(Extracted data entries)
————————

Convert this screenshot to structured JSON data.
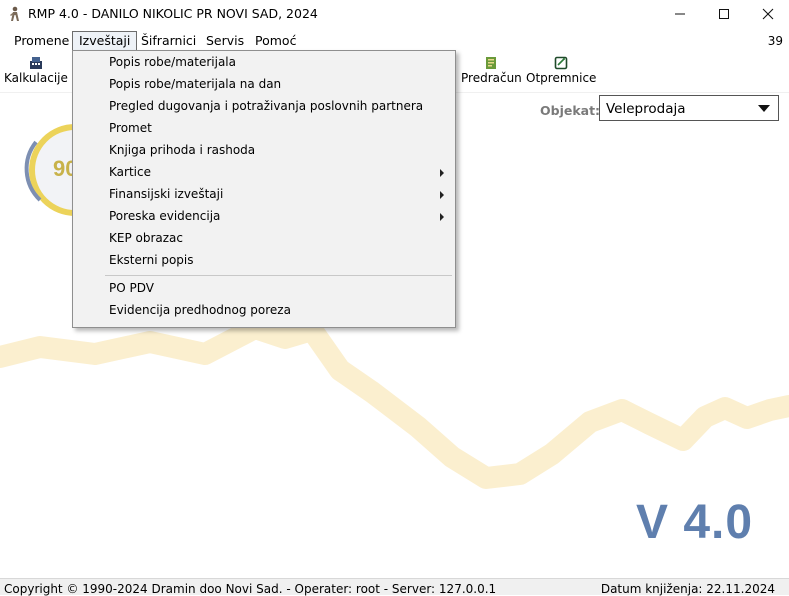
{
  "window": {
    "title": "RMP 4.0 - DANILO NIKOLIC PR NOVI SAD, 2024",
    "icon": "app-figure-icon",
    "controls": [
      "minimize-icon",
      "maximize-icon",
      "close-icon"
    ]
  },
  "menubar": {
    "items": [
      "Promene",
      "Izveštaji",
      "Šifrarnici",
      "Servis",
      "Pomoć"
    ],
    "active": "Izveštaji",
    "counter": "39"
  },
  "toolbar": {
    "items": [
      {
        "label": "Kalkulacije",
        "icon": "calculator-icon"
      },
      {
        "label": "Predračun",
        "icon": "invoice-icon"
      },
      {
        "label": "Otpremnice",
        "icon": "delivery-note-icon"
      }
    ]
  },
  "objekat": {
    "label": "Objekat:",
    "selected": "Veleprodaja"
  },
  "dropdown": {
    "items": [
      {
        "label": "Popis robe/materijala",
        "submenu": false
      },
      {
        "label": "Popis robe/materijala na dan",
        "submenu": false
      },
      {
        "label": "Pregled dugovanja i potraživanja poslovnih partnera",
        "submenu": false
      },
      {
        "label": "Promet",
        "submenu": false
      },
      {
        "label": "Knjiga prihoda i rashoda",
        "submenu": false
      },
      {
        "label": "Kartice",
        "submenu": true
      },
      {
        "label": "Finansijski izveštaji",
        "submenu": true
      },
      {
        "label": "Poreska evidencija",
        "submenu": true
      },
      {
        "label": "KEP obrazac",
        "submenu": false
      },
      {
        "label": "Eksterni popis",
        "submenu": false
      },
      {
        "label": "PO PDV",
        "submenu": false
      },
      {
        "label": "Evidencija predhodnog poreza",
        "submenu": false
      }
    ]
  },
  "background": {
    "version": "V 4.0",
    "logo_text": "90",
    "accent": "#fbe9b8",
    "version_color": "#5f7fae"
  },
  "statusbar": {
    "left": "Copyright © 1990-2024 Dramin doo Novi Sad. - Operater: root - Server: 127.0.0.1",
    "right": "Datum knjiženja: 22.11.2024"
  }
}
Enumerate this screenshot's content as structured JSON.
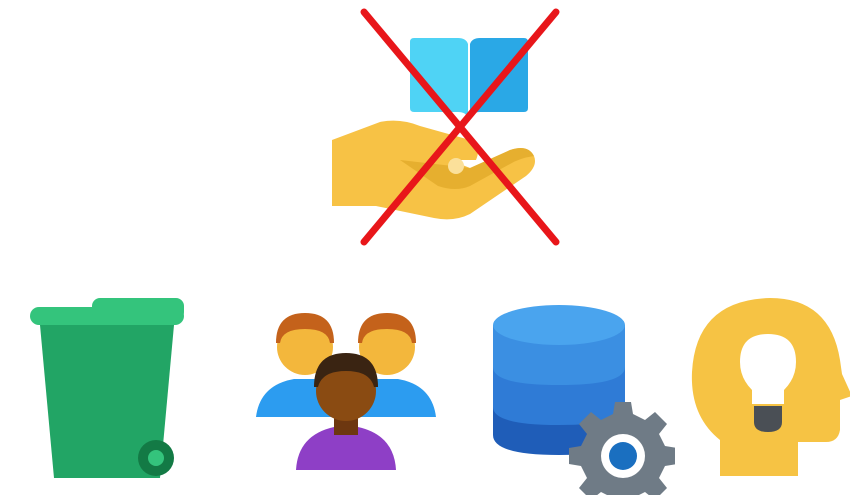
{
  "icons": [
    {
      "name": "hand-giving-book-icon",
      "crossed_out": true
    },
    {
      "name": "trash-bin-icon",
      "crossed_out": false
    },
    {
      "name": "user-group-icon",
      "crossed_out": false
    },
    {
      "name": "database-settings-icon",
      "crossed_out": false
    },
    {
      "name": "idea-head-icon",
      "crossed_out": false
    }
  ],
  "colors": {
    "cross": "#e8161a",
    "book_light": "#4fd3f5",
    "book_dark": "#2aa8e6",
    "hand": "#f7c245",
    "hand_shadow": "#d9a01d",
    "bin": "#22a565",
    "bin_lid": "#34c47c",
    "wheel": "#137a45",
    "hair_orange": "#c4621b",
    "skin_light": "#f3b73c",
    "shirt_blue": "#2c9cf0",
    "skin_dark": "#8a4b12",
    "shirt_purple": "#8e3fc6",
    "db_top": "#4aa4ee",
    "db_mid": "#2f7bd6",
    "db_low": "#1f5db8",
    "gear": "#6f7b86",
    "gear_center": "#1a6fc0",
    "head": "#f6c344",
    "bulb": "#ffffff",
    "bulb_base": "#4a4f55"
  }
}
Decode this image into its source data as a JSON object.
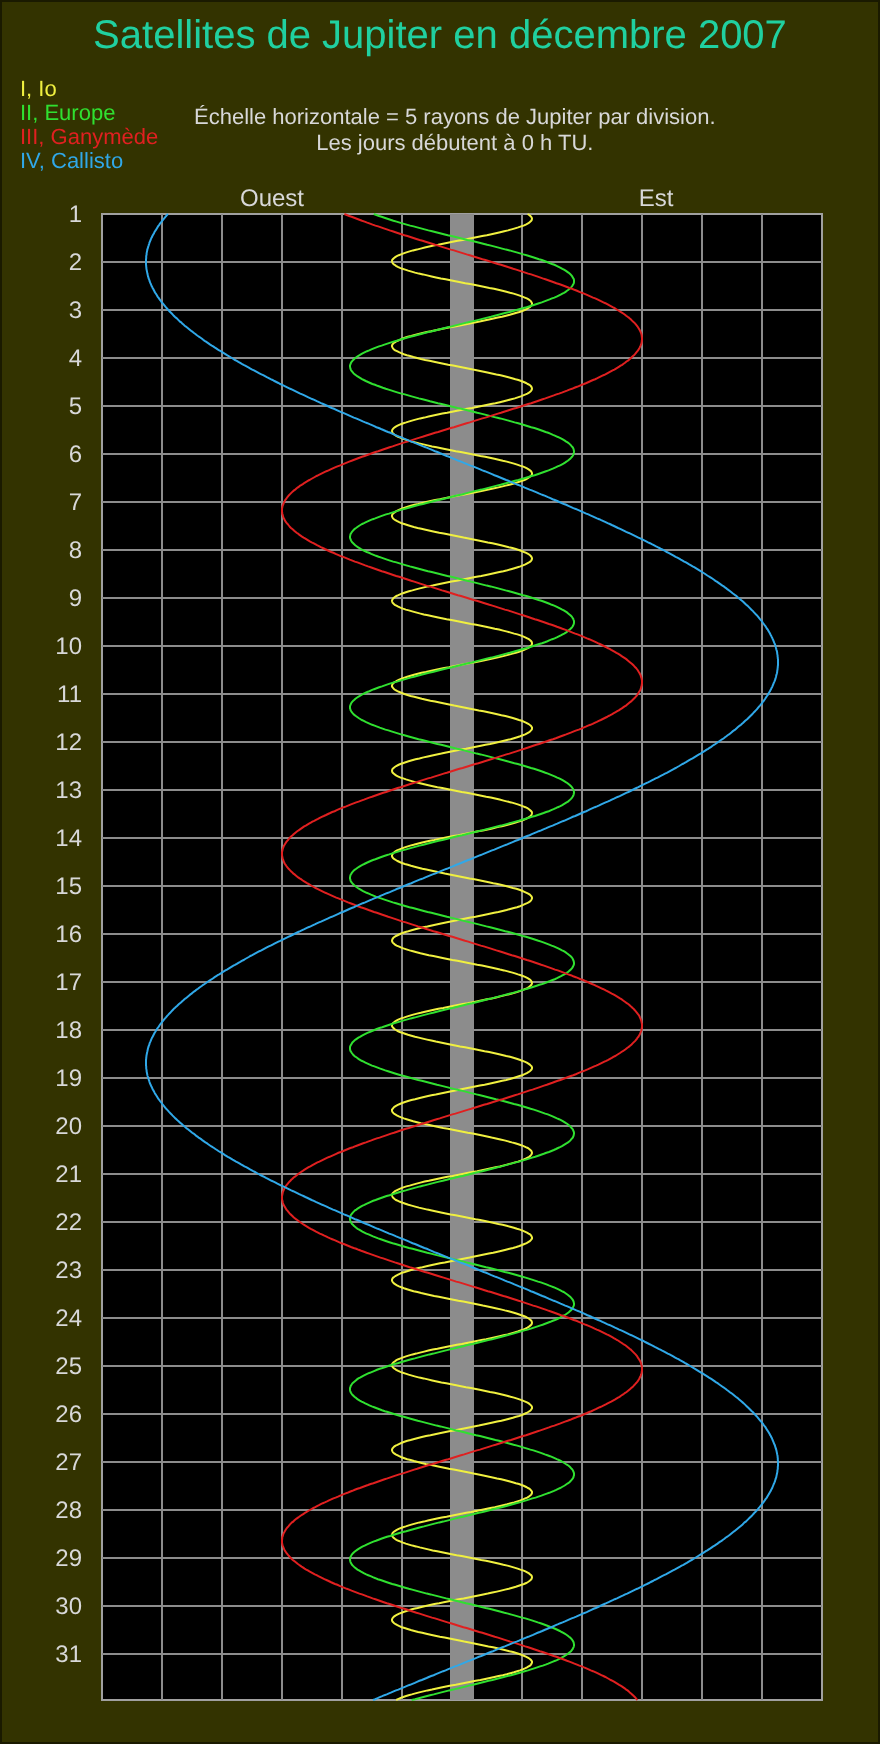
{
  "title": "Satellites de Jupiter en décembre 2007",
  "legend": [
    {
      "label": "I, Io",
      "color": "#f0f040"
    },
    {
      "label": "II, Europe",
      "color": "#30e030"
    },
    {
      "label": "III, Ganymède",
      "color": "#e02020"
    },
    {
      "label": "IV, Callisto",
      "color": "#30a8e8"
    }
  ],
  "notes": [
    "Échelle horizontale = 5 rayons de Jupiter par division.",
    "Les jours débutent à 0 h TU."
  ],
  "axis": {
    "left": "Ouest",
    "right": "Est"
  },
  "days": [
    "1",
    "2",
    "3",
    "4",
    "5",
    "6",
    "7",
    "8",
    "9",
    "10",
    "11",
    "12",
    "13",
    "14",
    "15",
    "16",
    "17",
    "18",
    "19",
    "20",
    "21",
    "22",
    "23",
    "24",
    "25",
    "26",
    "27",
    "28",
    "29",
    "30",
    "31"
  ]
}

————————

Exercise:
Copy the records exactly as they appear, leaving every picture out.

Answer section:
Convert this screenshot to structured JSON data.
{
  "window": {
    "title": "RMP 4.0 - DANILO NIKOLIC PR NOVI SAD, 2024",
    "icon": "app-figure-icon",
    "controls": [
      "minimize-icon",
      "maximize-icon",
      "close-icon"
    ]
  },
  "menubar": {
    "items": [
      "Promene",
      "Izveštaji",
      "Šifrarnici",
      "Servis",
      "Pomoć"
    ],
    "active": "Izveštaji",
    "counter": "39"
  },
  "toolbar": {
    "items": [
      {
        "label": "Kalkulacije",
        "icon": "calculator-icon"
      },
      {
        "label": "Predračun",
        "icon": "invoice-icon"
      },
      {
        "label": "Otpremnice",
        "icon": "delivery-note-icon"
      }
    ]
  },
  "objekat": {
    "label": "Objekat:",
    "selected": "Veleprodaja"
  },
  "dropdown": {
    "items": [
      {
        "label": "Popis robe/materijala",
        "submenu": false
      },
      {
        "label": "Popis robe/materijala na dan",
        "submenu": false
      },
      {
        "label": "Pregled dugovanja i potraživanja poslovnih partnera",
        "submenu": false
      },
      {
        "label": "Promet",
        "submenu": false
      },
      {
        "label": "Knjiga prihoda i rashoda",
        "submenu": false
      },
      {
        "label": "Kartice",
        "submenu": true
      },
      {
        "label": "Finansijski izveštaji",
        "submenu": true
      },
      {
        "label": "Poreska evidencija",
        "submenu": true
      },
      {
        "label": "KEP obrazac",
        "submenu": false
      },
      {
        "label": "Eksterni popis",
        "submenu": false
      },
      {
        "label": "PO PDV",
        "submenu": false
      },
      {
        "label": "Evidencija predhodnog poreza",
        "submenu": false
      }
    ]
  },
  "background": {
    "version": "V 4.0",
    "logo_text": "90",
    "accent": "#fbe9b8",
    "version_color": "#5f7fae"
  },
  "statusbar": {
    "left": "Copyright © 1990-2024 Dramin doo Novi Sad. - Operater: root - Server: 127.0.0.1",
    "right": "Datum knjiženja: 22.11.2024"
  }
}
Enumerate this screenshot's content as structured JSON.
{
  "icons": [
    {
      "name": "hand-giving-book-icon",
      "crossed_out": true
    },
    {
      "name": "trash-bin-icon",
      "crossed_out": false
    },
    {
      "name": "user-group-icon",
      "crossed_out": false
    },
    {
      "name": "database-settings-icon",
      "crossed_out": false
    },
    {
      "name": "idea-head-icon",
      "crossed_out": false
    }
  ],
  "colors": {
    "cross": "#e8161a",
    "book_light": "#4fd3f5",
    "book_dark": "#2aa8e6",
    "hand": "#f7c245",
    "hand_shadow": "#d9a01d",
    "bin": "#22a565",
    "bin_lid": "#34c47c",
    "wheel": "#137a45",
    "hair_orange": "#c4621b",
    "skin_light": "#f3b73c",
    "shirt_blue": "#2c9cf0",
    "skin_dark": "#8a4b12",
    "shirt_purple": "#8e3fc6",
    "db_top": "#4aa4ee",
    "db_mid": "#2f7bd6",
    "db_low": "#1f5db8",
    "gear": "#6f7b86",
    "gear_center": "#1a6fc0",
    "head": "#f6c344",
    "bulb": "#ffffff",
    "bulb_base": "#4a4f55"
  }
}
Decode this image into its source data as a JSON object.
{
  "title": "Satellites de Jupiter en décembre 2007",
  "legend": [
    {
      "label": "I, Io",
      "color": "#f0f040"
    },
    {
      "label": "II, Europe",
      "color": "#30e030"
    },
    {
      "label": "III, Ganymède",
      "color": "#e02020"
    },
    {
      "label": "IV, Callisto",
      "color": "#30a8e8"
    }
  ],
  "notes": [
    "Échelle horizontale = 5 rayons de Jupiter par division.",
    "Les jours débutent à 0 h TU."
  ],
  "axis": {
    "left": "Ouest",
    "right": "Est"
  },
  "days": [
    "1",
    "2",
    "3",
    "4",
    "5",
    "6",
    "7",
    "8",
    "9",
    "10",
    "11",
    "12",
    "13",
    "14",
    "15",
    "16",
    "17",
    "18",
    "19",
    "20",
    "21",
    "22",
    "23",
    "24",
    "25",
    "26",
    "27",
    "28",
    "29",
    "30",
    "31"
  ]
}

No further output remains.